[MATERIAL PROVIDED]
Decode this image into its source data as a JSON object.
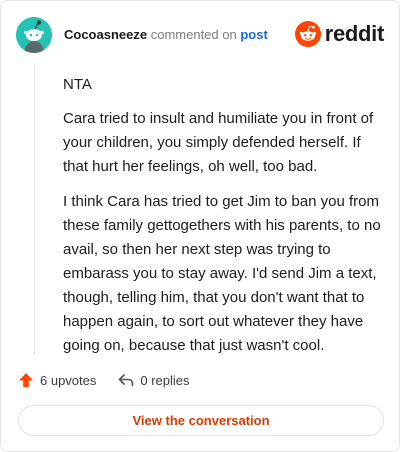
{
  "comment": {
    "username": "Cocoasneeze",
    "action_text": "commented on",
    "post_link": "post",
    "paragraphs": [
      "NTA",
      "Cara tried to insult and humiliate you in front of your children, you simply defended herself. If that hurt her feelings, oh well, too bad.",
      "I think Cara has tried to get Jim to ban you from these family gettogethers with his parents, to no avail, so then her next step was trying to embarass you to stay away. I'd send Jim a text, though, telling him, that you don't want that to happen again, to sort out whatever they have going on, because that just wasn't cool."
    ]
  },
  "brand": {
    "wordmark": "reddit",
    "color": "#ff4500"
  },
  "stats": {
    "upvotes": "6 upvotes",
    "replies": "0 replies"
  },
  "cta": {
    "label": "View the conversation",
    "color": "#d93a00"
  },
  "avatar": {
    "color": "#25c2b3"
  }
}
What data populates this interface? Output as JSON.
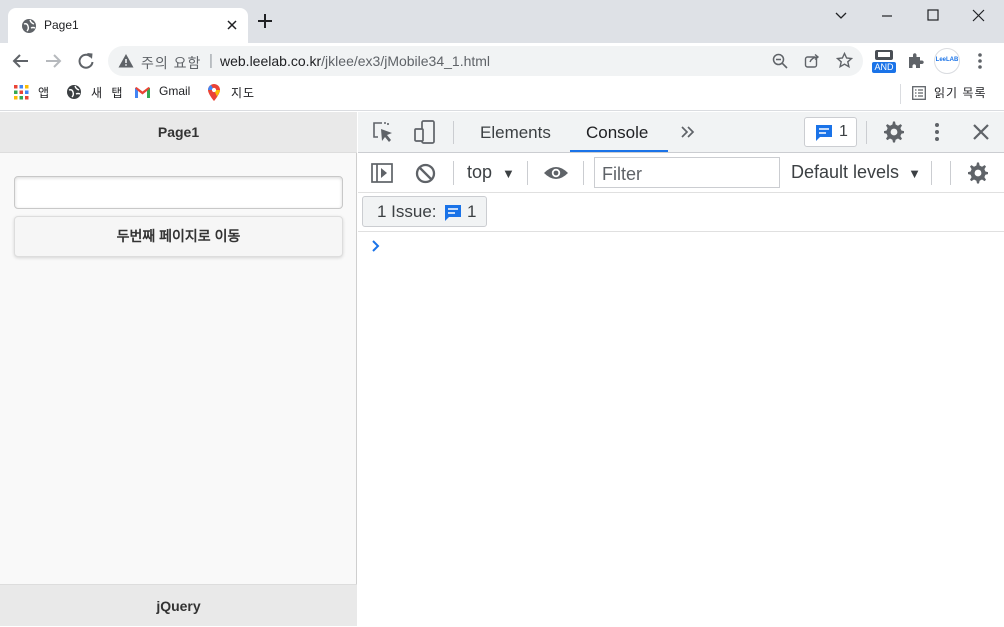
{
  "browser": {
    "tab": {
      "title": "Page1"
    },
    "toolbar": {
      "security_label": "주의 요함",
      "url_host": "web.leelab.co.kr",
      "url_path": "/jklee/ex3/jMobile34_1.html"
    },
    "extensions": {
      "and_badge": "AND",
      "leelab_label": "LeeLAB"
    },
    "bookmarks": {
      "items": [
        {
          "label": "앱",
          "icon": "apps-grid-icon"
        },
        {
          "label": "새 탭",
          "icon": "globe-icon"
        },
        {
          "label": "Gmail",
          "icon": "gmail-icon"
        },
        {
          "label": "지도",
          "icon": "maps-pin-icon"
        }
      ],
      "reading_list": "읽기 목록"
    }
  },
  "page": {
    "header_title": "Page1",
    "input_value": "",
    "button_label": "두번째 페이지로 이동",
    "footer_title": "jQuery"
  },
  "devtools": {
    "tabs": [
      {
        "label": "Elements",
        "active": false
      },
      {
        "label": "Console",
        "active": true
      }
    ],
    "issues_badge_count": "1",
    "context": "top",
    "filter_placeholder": "Filter",
    "levels": "Default levels",
    "issue_chip": {
      "label": "1 Issue:",
      "count": "1"
    },
    "accent_color": "#1a73e8"
  }
}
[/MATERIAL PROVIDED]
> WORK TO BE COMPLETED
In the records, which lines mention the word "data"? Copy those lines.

> SOLUTION TO THE EXERCISE
Decode this image into its source data as a JSON object.
What data populates this interface? Output as JSON.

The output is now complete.